**Source records:**

•••

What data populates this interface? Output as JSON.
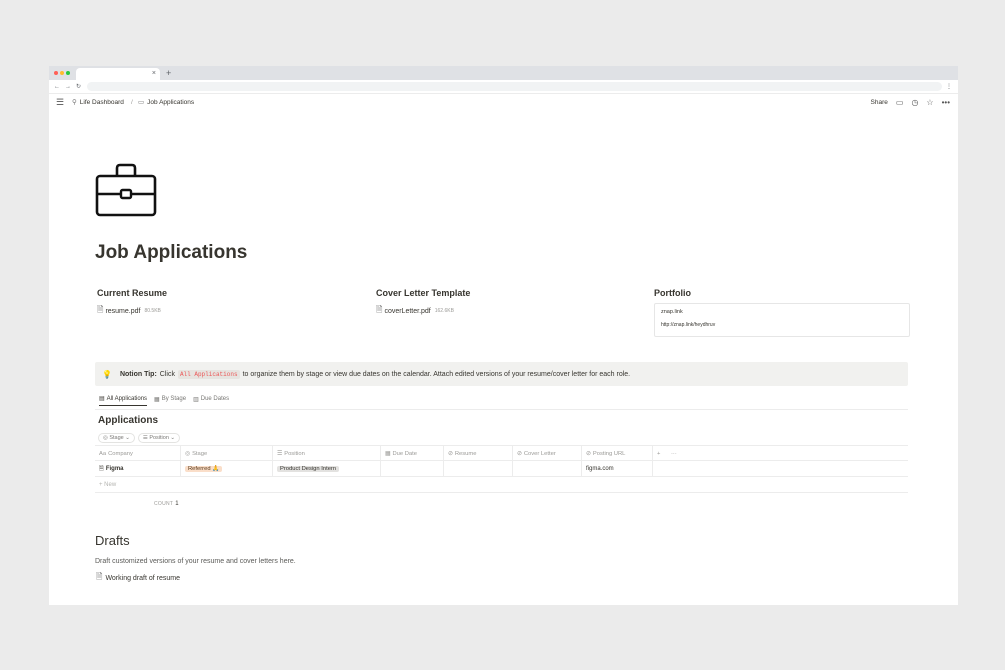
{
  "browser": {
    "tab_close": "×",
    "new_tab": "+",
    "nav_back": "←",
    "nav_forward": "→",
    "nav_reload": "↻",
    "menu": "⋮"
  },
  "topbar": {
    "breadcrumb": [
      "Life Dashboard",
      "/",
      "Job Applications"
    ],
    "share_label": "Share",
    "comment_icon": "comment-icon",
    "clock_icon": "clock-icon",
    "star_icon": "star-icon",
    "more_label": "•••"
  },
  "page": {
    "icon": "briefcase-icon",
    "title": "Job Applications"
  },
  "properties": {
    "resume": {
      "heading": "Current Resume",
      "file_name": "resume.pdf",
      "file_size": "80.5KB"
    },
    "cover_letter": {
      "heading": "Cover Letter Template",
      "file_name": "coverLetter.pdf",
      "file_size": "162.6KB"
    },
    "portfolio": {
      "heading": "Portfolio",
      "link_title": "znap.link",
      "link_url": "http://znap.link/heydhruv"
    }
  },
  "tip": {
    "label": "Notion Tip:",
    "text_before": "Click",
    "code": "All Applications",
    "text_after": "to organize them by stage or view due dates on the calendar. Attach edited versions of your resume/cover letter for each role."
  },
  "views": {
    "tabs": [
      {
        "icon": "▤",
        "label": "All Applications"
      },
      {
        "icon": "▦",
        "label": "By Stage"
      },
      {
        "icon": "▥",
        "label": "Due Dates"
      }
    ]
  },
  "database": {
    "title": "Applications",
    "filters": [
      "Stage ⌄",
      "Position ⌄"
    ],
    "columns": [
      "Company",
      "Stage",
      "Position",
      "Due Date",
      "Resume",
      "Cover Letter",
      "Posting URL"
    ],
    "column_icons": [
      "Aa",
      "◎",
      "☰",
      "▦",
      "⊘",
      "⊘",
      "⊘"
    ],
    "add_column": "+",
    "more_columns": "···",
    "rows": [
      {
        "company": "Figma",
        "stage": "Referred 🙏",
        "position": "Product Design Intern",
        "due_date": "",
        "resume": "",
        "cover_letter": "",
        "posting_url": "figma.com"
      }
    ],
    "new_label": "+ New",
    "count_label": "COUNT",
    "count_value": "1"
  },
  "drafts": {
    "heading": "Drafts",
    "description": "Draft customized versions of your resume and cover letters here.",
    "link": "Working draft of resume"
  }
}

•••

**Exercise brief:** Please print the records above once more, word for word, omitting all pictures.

**Task result:**
What data populates this interface? Output as JSON.
{
  "browser": {
    "tab_close": "×",
    "new_tab": "+",
    "nav_back": "←",
    "nav_forward": "→",
    "nav_reload": "↻",
    "menu": "⋮"
  },
  "topbar": {
    "breadcrumb": [
      "Life Dashboard",
      "/",
      "Job Applications"
    ],
    "share_label": "Share",
    "comment_icon": "comment-icon",
    "clock_icon": "clock-icon",
    "star_icon": "star-icon",
    "more_label": "•••"
  },
  "page": {
    "icon": "briefcase-icon",
    "title": "Job Applications"
  },
  "properties": {
    "resume": {
      "heading": "Current Resume",
      "file_name": "resume.pdf",
      "file_size": "80.5KB"
    },
    "cover_letter": {
      "heading": "Cover Letter Template",
      "file_name": "coverLetter.pdf",
      "file_size": "162.6KB"
    },
    "portfolio": {
      "heading": "Portfolio",
      "link_title": "znap.link",
      "link_url": "http://znap.link/heydhruv"
    }
  },
  "tip": {
    "label": "Notion Tip:",
    "text_before": "Click",
    "code": "All Applications",
    "text_after": "to organize them by stage or view due dates on the calendar. Attach edited versions of your resume/cover letter for each role."
  },
  "views": {
    "tabs": [
      {
        "icon": "▤",
        "label": "All Applications"
      },
      {
        "icon": "▦",
        "label": "By Stage"
      },
      {
        "icon": "▥",
        "label": "Due Dates"
      }
    ]
  },
  "database": {
    "title": "Applications",
    "filters": [
      "Stage ⌄",
      "Position ⌄"
    ],
    "columns": [
      "Company",
      "Stage",
      "Position",
      "Due Date",
      "Resume",
      "Cover Letter",
      "Posting URL"
    ],
    "column_icons": [
      "Aa",
      "◎",
      "☰",
      "▦",
      "⊘",
      "⊘",
      "⊘"
    ],
    "add_column": "+",
    "more_columns": "···",
    "rows": [
      {
        "company": "Figma",
        "stage": "Referred 🙏",
        "position": "Product Design Intern",
        "due_date": "",
        "resume": "",
        "cover_letter": "",
        "posting_url": "figma.com"
      }
    ],
    "new_label": "+ New",
    "count_label": "COUNT",
    "count_value": "1"
  },
  "drafts": {
    "heading": "Drafts",
    "description": "Draft customized versions of your resume and cover letters here.",
    "link": "Working draft of resume"
  }
}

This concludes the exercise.